Sorry I haven't learned the Latex system here...
If we have a matrix C it is simple to find the eigenvalues L and eigenvectors <e>, however, if I have a list of eigenvectors <e> and eigenvalues L, is it possible to reconstruct the matrix C ?
Sorry I haven't learned the Latex system here...
If we have a matrix C it is simple to find the eigenvalues L and eigenvectors <e>, however, if I have a list of eigenvectors <e> and eigenvalues L, is it possible to reconstruct the matrix C ?
IF you are given that the matrix is "n by n" and n independent eigenvalues that works. If not then you will have to know which eigenvalues are of multiplicity greater than the number of eigenvalues corresponding to them and construct the appropriate Jordan Normal matrix.
This did not work for me. I have eigenvalues of 1,-8 with corresponding eigenvectors of [1,-1] and [2,-3] respectively.
C=P^-1DP would be the following
P^-1 = [3,2;-1,-1]
D=[1,0;0,-8]
P=[1,2;-1,-3]
So multiplying those 3 matrices woud yield [19,54;-9,-26] but I know the a11 position would be a 1. Please assist

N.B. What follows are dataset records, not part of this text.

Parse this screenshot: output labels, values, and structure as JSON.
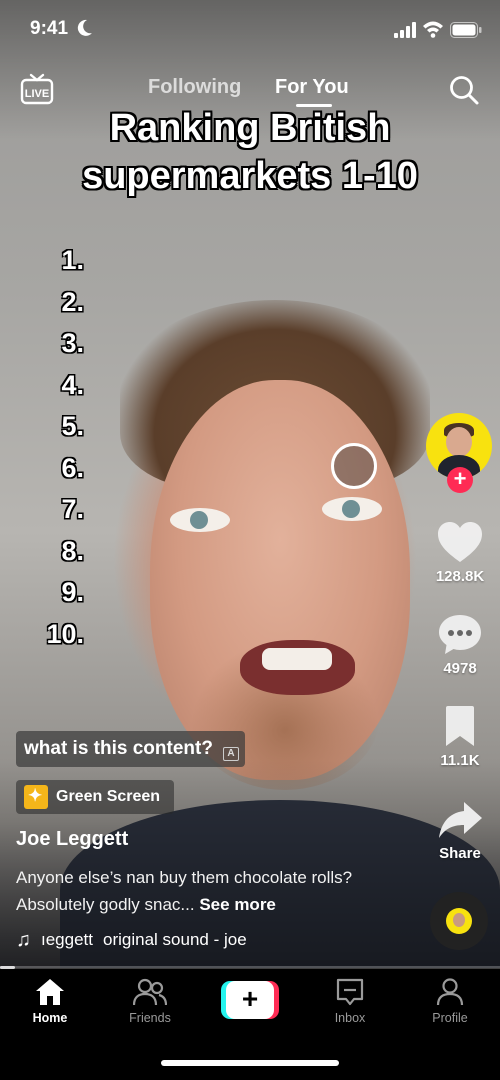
{
  "status_bar": {
    "time": "9:41"
  },
  "top_nav": {
    "tabs": [
      {
        "label": "Following",
        "active": false
      },
      {
        "label": "For You",
        "active": true
      }
    ]
  },
  "overlay": {
    "title_line1": "Ranking British",
    "title_line2": "supermarkets 1-10",
    "ranks": [
      "1.",
      "2.",
      "3.",
      "4.",
      "5.",
      "6.",
      "7.",
      "8.",
      "9.",
      "10."
    ]
  },
  "actions": {
    "likes": "128.8K",
    "comments": "4978",
    "saves": "11.1K",
    "share_label": "Share"
  },
  "post": {
    "sticker_text": "what is this content?",
    "effect_label": "Green Screen",
    "author": "Joe Leggett",
    "caption": "Anyone else’s nan buy them chocolate rolls? Absolutely godly snac...",
    "see_more": "See more",
    "sound_artist": "ıeggett",
    "sound_title": "original sound - joe",
    "progress": 0.03
  },
  "tab_bar": {
    "items": [
      {
        "label": "Home",
        "active": true
      },
      {
        "label": "Friends",
        "active": false
      },
      {
        "label": "Inbox",
        "active": false
      },
      {
        "label": "Profile",
        "active": false
      }
    ]
  },
  "colors": {
    "follow_plus": "#ff2b54",
    "avatar_bg": "#f8e20f",
    "create_left": "#25f4ee",
    "create_right": "#fe2c55"
  }
}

First, there is a bad mistake in my previous comment above, which I have now corrected. The formula for the matrix should be $\displaystyle PDP^{-1}$, not $\displaystyle P^{-1}DP$.

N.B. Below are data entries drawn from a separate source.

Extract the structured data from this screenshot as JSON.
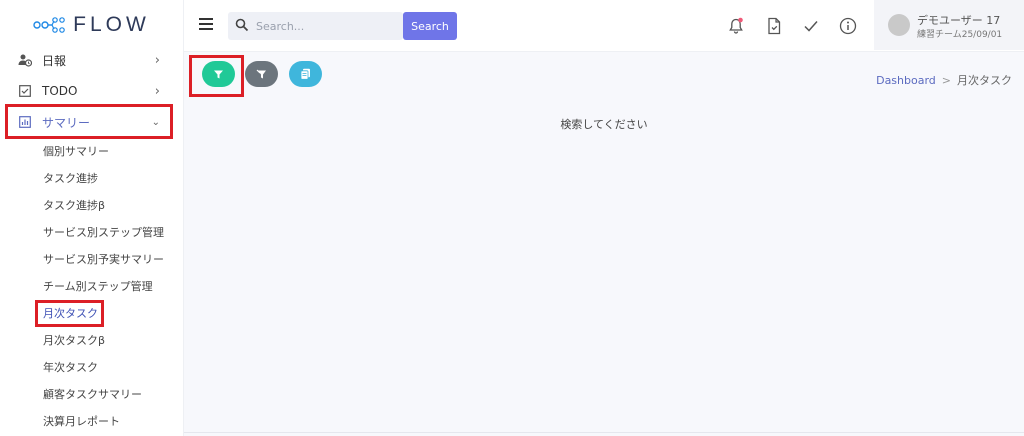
{
  "brand": {
    "name": "FLOW"
  },
  "sidebar": {
    "items": [
      {
        "label": "日報",
        "icon": "user-clock-icon",
        "expanded": false
      },
      {
        "label": "TODO",
        "icon": "checkbox-icon",
        "expanded": false
      },
      {
        "label": "サマリー",
        "icon": "chart-icon",
        "expanded": true
      }
    ],
    "sub_items": [
      {
        "label": "個別サマリー"
      },
      {
        "label": "タスク進捗"
      },
      {
        "label": "タスク進捗β"
      },
      {
        "label": "サービス別ステップ管理"
      },
      {
        "label": "サービス別予実サマリー"
      },
      {
        "label": "チーム別ステップ管理"
      },
      {
        "label": "月次タスク",
        "active": true
      },
      {
        "label": "月次タスクβ"
      },
      {
        "label": "年次タスク"
      },
      {
        "label": "顧客タスクサマリー"
      },
      {
        "label": "決算月レポート"
      }
    ]
  },
  "header": {
    "search_placeholder": "Search...",
    "search_button": "Search",
    "icons": [
      "bell-icon",
      "document-icon",
      "check-icon",
      "info-icon"
    ],
    "user": {
      "name": "デモユーザー 17",
      "team": "練習チーム25/09/01"
    }
  },
  "toolbar": {
    "buttons": [
      {
        "name": "filter-button",
        "icon": "filter-icon",
        "color": "#20c997"
      },
      {
        "name": "clear-filter-button",
        "icon": "filter-clear-icon",
        "color": "#6c757d"
      },
      {
        "name": "copy-button",
        "icon": "copy-icon",
        "color": "#3fb6dc"
      }
    ]
  },
  "breadcrumb": {
    "home": "Dashboard",
    "separator": ">",
    "current": "月次タスク"
  },
  "main": {
    "empty_message": "検索してください"
  },
  "colors": {
    "accent": "#6f75e8",
    "active_text": "#3f51b5",
    "highlight": "#dc1f26"
  }
}
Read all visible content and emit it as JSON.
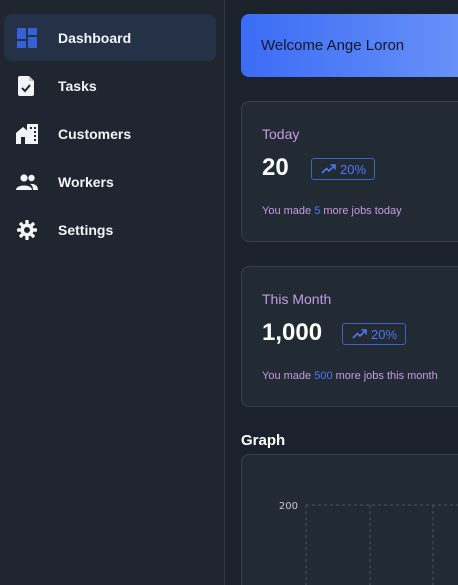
{
  "sidebar": {
    "items": [
      {
        "label": "Dashboard",
        "icon": "dashboard-icon",
        "active": true
      },
      {
        "label": "Tasks",
        "icon": "task-file-icon"
      },
      {
        "label": "Customers",
        "icon": "building-icon"
      },
      {
        "label": "Workers",
        "icon": "people-icon"
      },
      {
        "label": "Settings",
        "icon": "gear-icon"
      }
    ]
  },
  "welcome": {
    "text": "Welcome Ange Loron"
  },
  "cards": [
    {
      "title": "Today",
      "value": "20",
      "badge": "20%",
      "note_prefix": "You made ",
      "note_highlight": "5",
      "note_suffix": " more jobs today"
    },
    {
      "title": "This Month",
      "value": "1,000",
      "badge": "20%",
      "note_prefix": "You made ",
      "note_highlight": "500",
      "note_suffix": " more jobs this month"
    }
  ],
  "graph": {
    "title": "Graph",
    "y_tick_label": "200"
  },
  "colors": {
    "accent": "#3b6cf5",
    "card_title": "#c79be3",
    "sidebar_active": "#253147"
  }
}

However, if the eigenvalues are 1 and –8, with corresponding eigenvectors $\displaystyle \begin{bmatrix}1\\-1\end{bmatrix}$ and $\displaystyle \begin{bmatrix}2\\-3\end{bmatrix}$, then the matrix comes out as $\displaystyle \begin{bmatrix}19&18\\-27&-26\end{bmatrix}$, which still has 19 in the (1,1)-position. As far as I can see, you can't get a 1 in that position from the given data.

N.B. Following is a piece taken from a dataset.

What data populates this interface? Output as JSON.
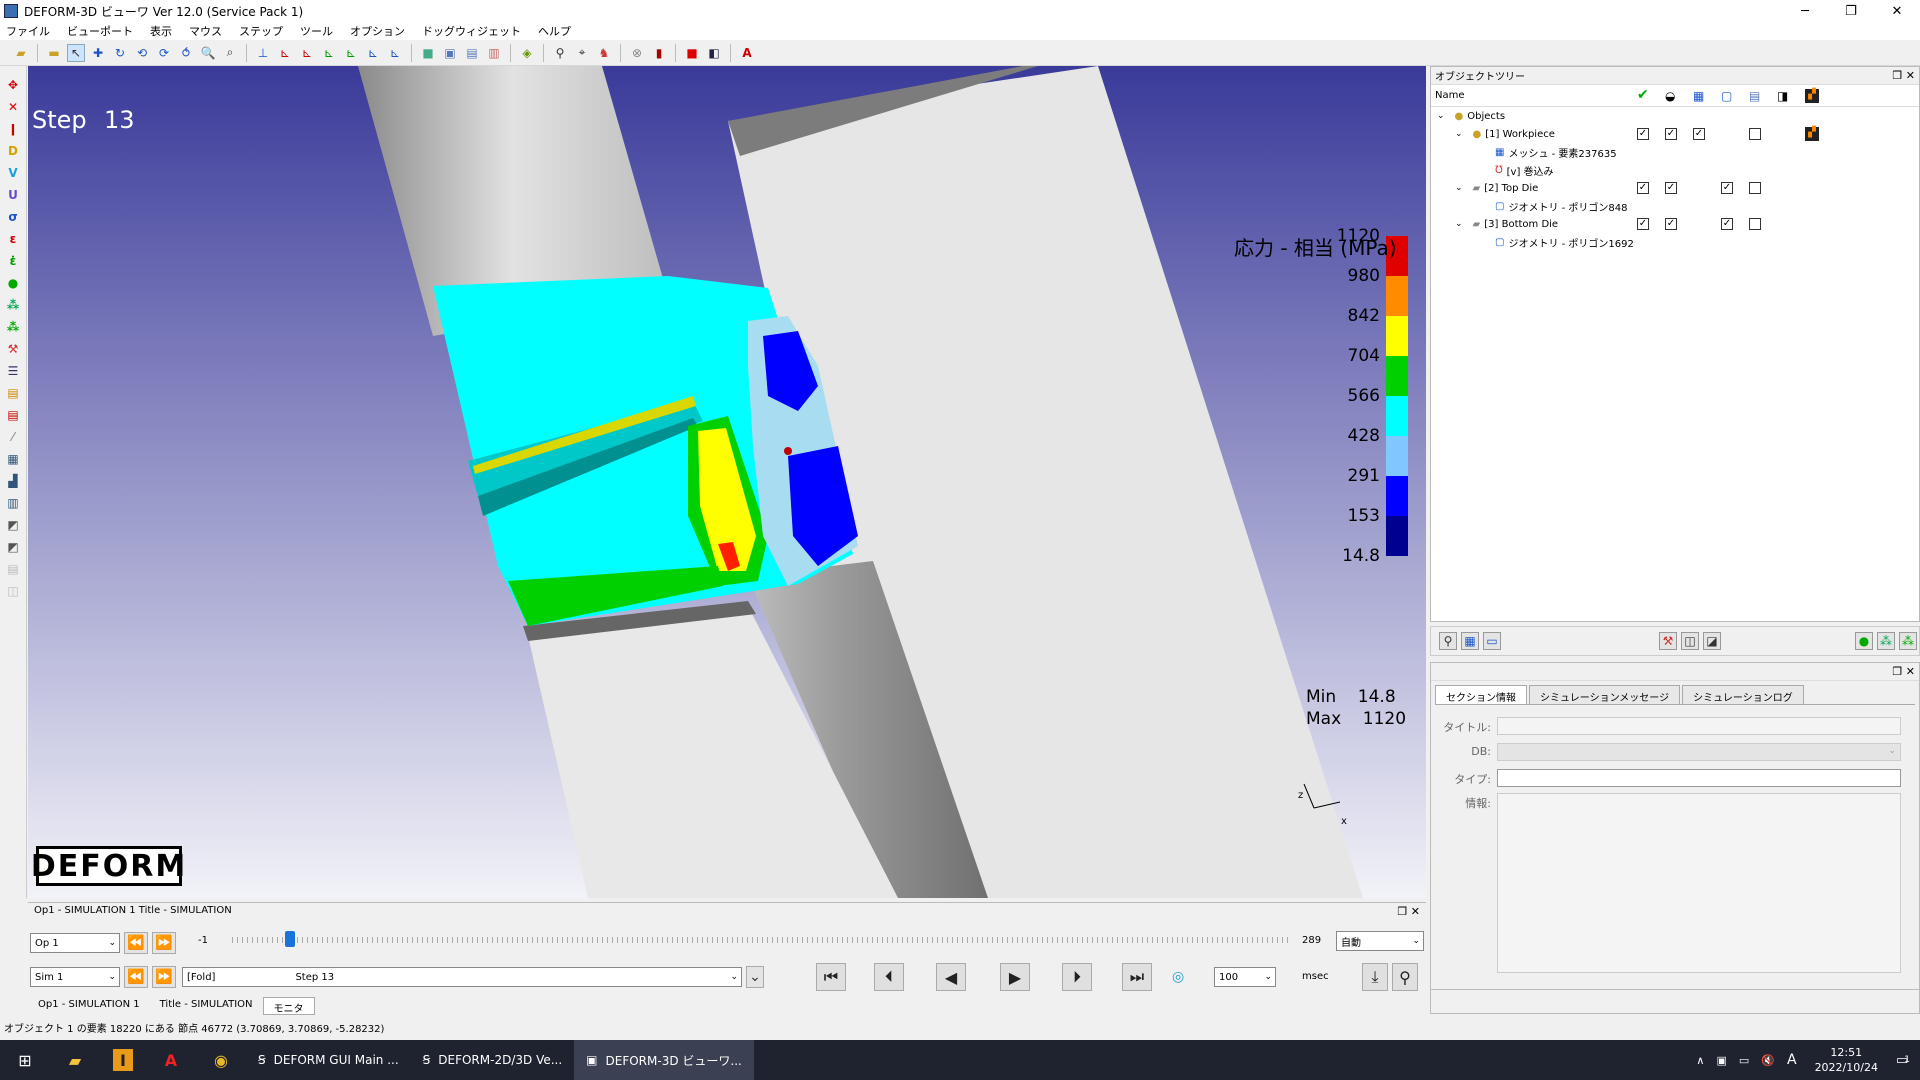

That is very true. But if you multiply the columns of P by scalars then the rows of the inverse of P will be multiplied by the reciprocals of those scalars, and $\displaystyle PDP^{-1}$ will turn out to be the same as before.